borelson – bug in the program (#bitp)

October 23, 2015

Watch the new video from Paris based Gabonese-Congolese musician Borelson – ‘Bug In The Program (#BiTP)’. In regards to the track and visual (which blends opera, African rhythms and hip-hop), Borelson says:

When I composed Bug In The Program I didn’t realize it would be a perfect fit for some lyrics (kind of spoken words) I wrote 2 years ago without any particular music in mind. While composing, I was thinking about trying something original, mixing and blending some of my influences. The result is this song with its classical music-influence, infused with an afro beat. I’ve always wanted to collaborate with an opera singer, which is why I called Narimène. Not only because her voice is astonishing, but also because she is proof that you can be pious but also (beautifully) sing songs that aren’t only “for” people who share your beliefs (Narimène is muslim).
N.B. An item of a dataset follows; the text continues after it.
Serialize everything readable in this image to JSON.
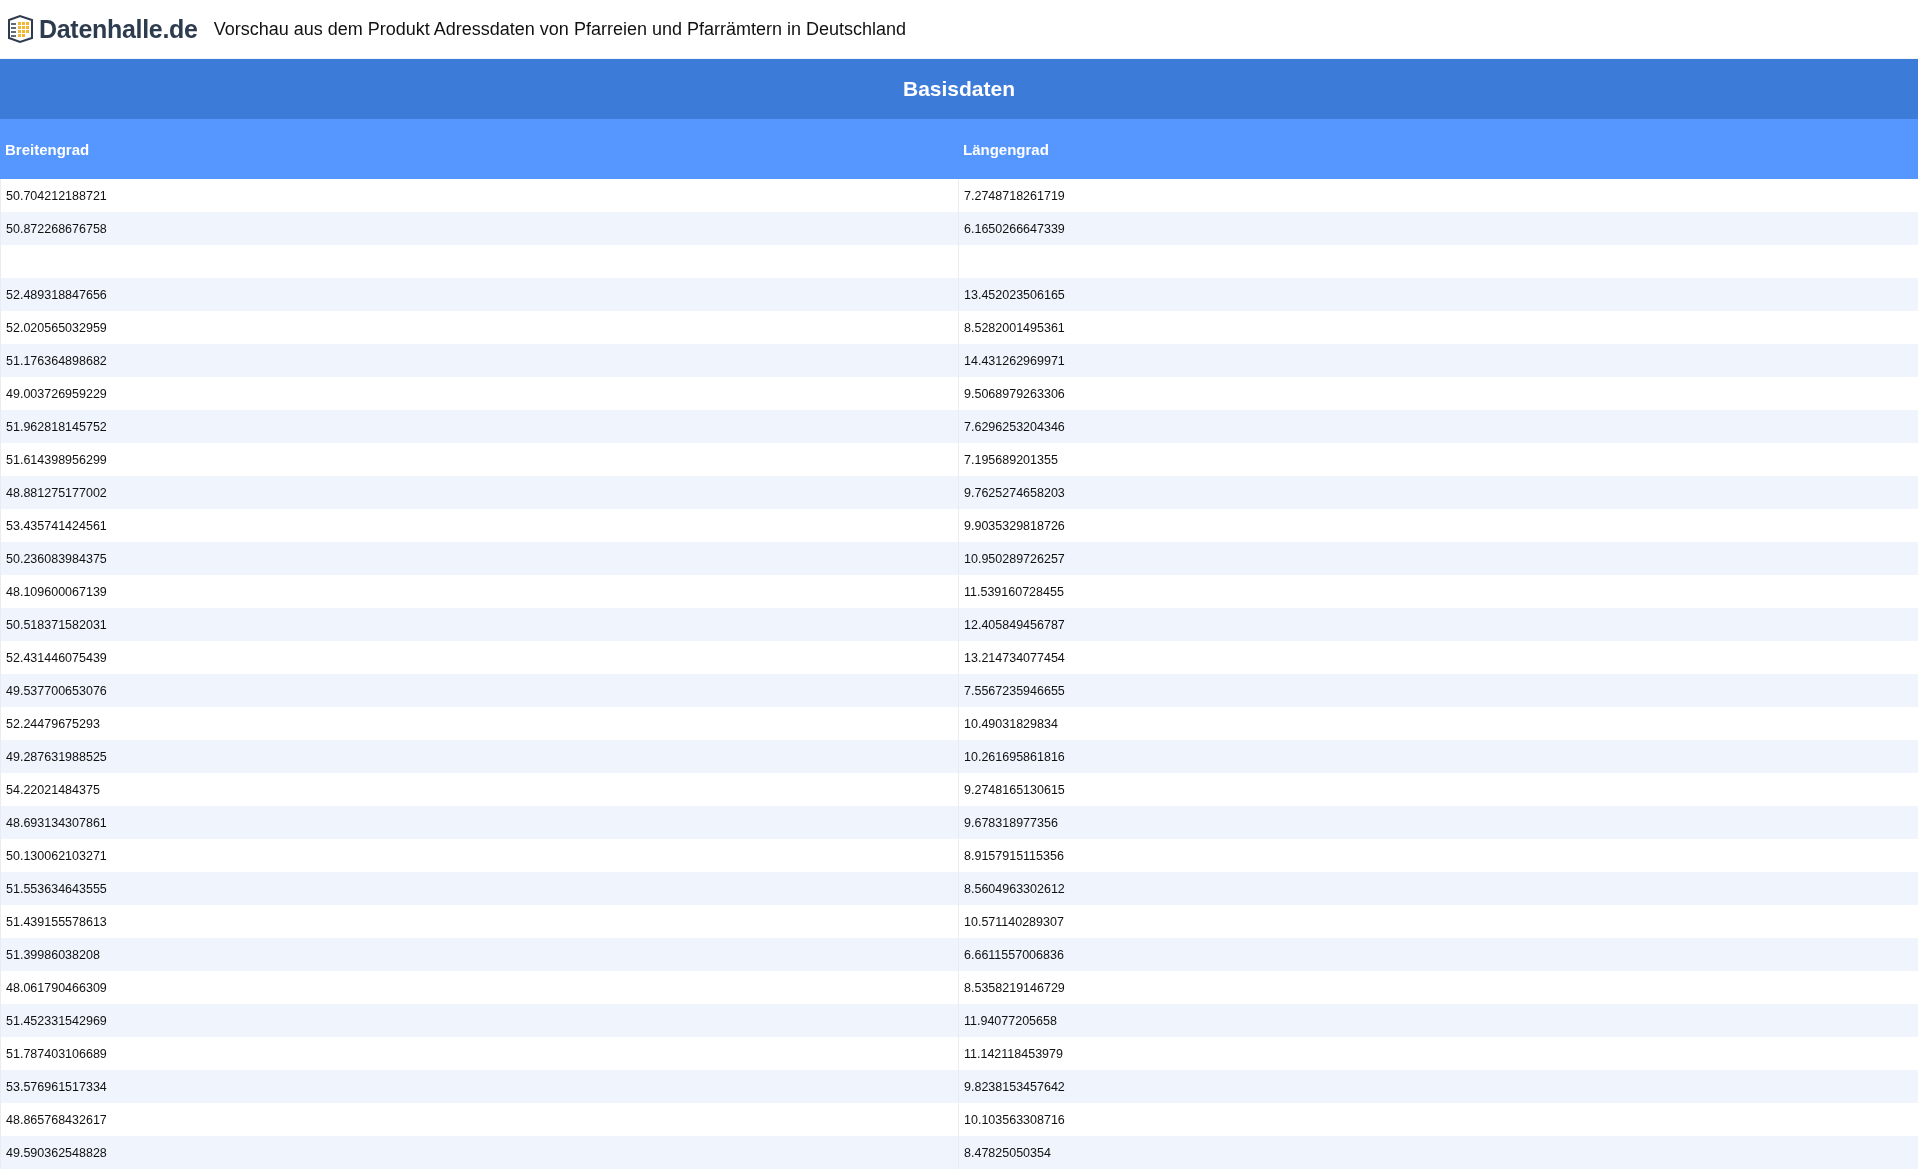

I wrote the lyrics at a time when I was thinking about the society we live in and those “boxes” we have to fit into to live without problems, to have a ‘normal’ life, it’s like a program inserted in ourselves. That’s why the first words say it straight: “I’m a bug in the program/Nobody can fix me. Why put some labels, no boxes can fit me”. The rest of the lyrics are full of figures of speech, statements and raw rhymes. It’s all about asserting yourself, being confident about the future (‘I aim for the Universe […] I win or I learn’), empowering yourself: knowing what it means to hustle, to work hard, doing the daily grind. It’s about having a go-getter mentality while keeping your perspective on the system you live in. This is especially true in the light of current events like police violence and the international migrant and refugee situation, etc.

The visuals pay tribute to great people such as Malcolm X and Jiddu Krishnamurti, and contain historical (pharaohs, African queens) and cinematic (the gentrification in question in the movie ‘Boyz In The Hood’) references. There is also news footage that recalls the beginning of the BlackLivesMatter movement. These references are juxtaposed with the understated decor where I perform the lyrics with the opera singer by my side, then a piano solo where the opera singer shows her stunning vocal abilities. A duo of afro-dancers performs during the afro-percussions part, a nod at the African culture, part of my heritage.
Towards the end of the video there’s a definition of what a Bug in the Program is, followed by a stream of different people from different backgrounds, with different styles and attitudes.

It closes on a simple question: Are you a bug in the(ir) program?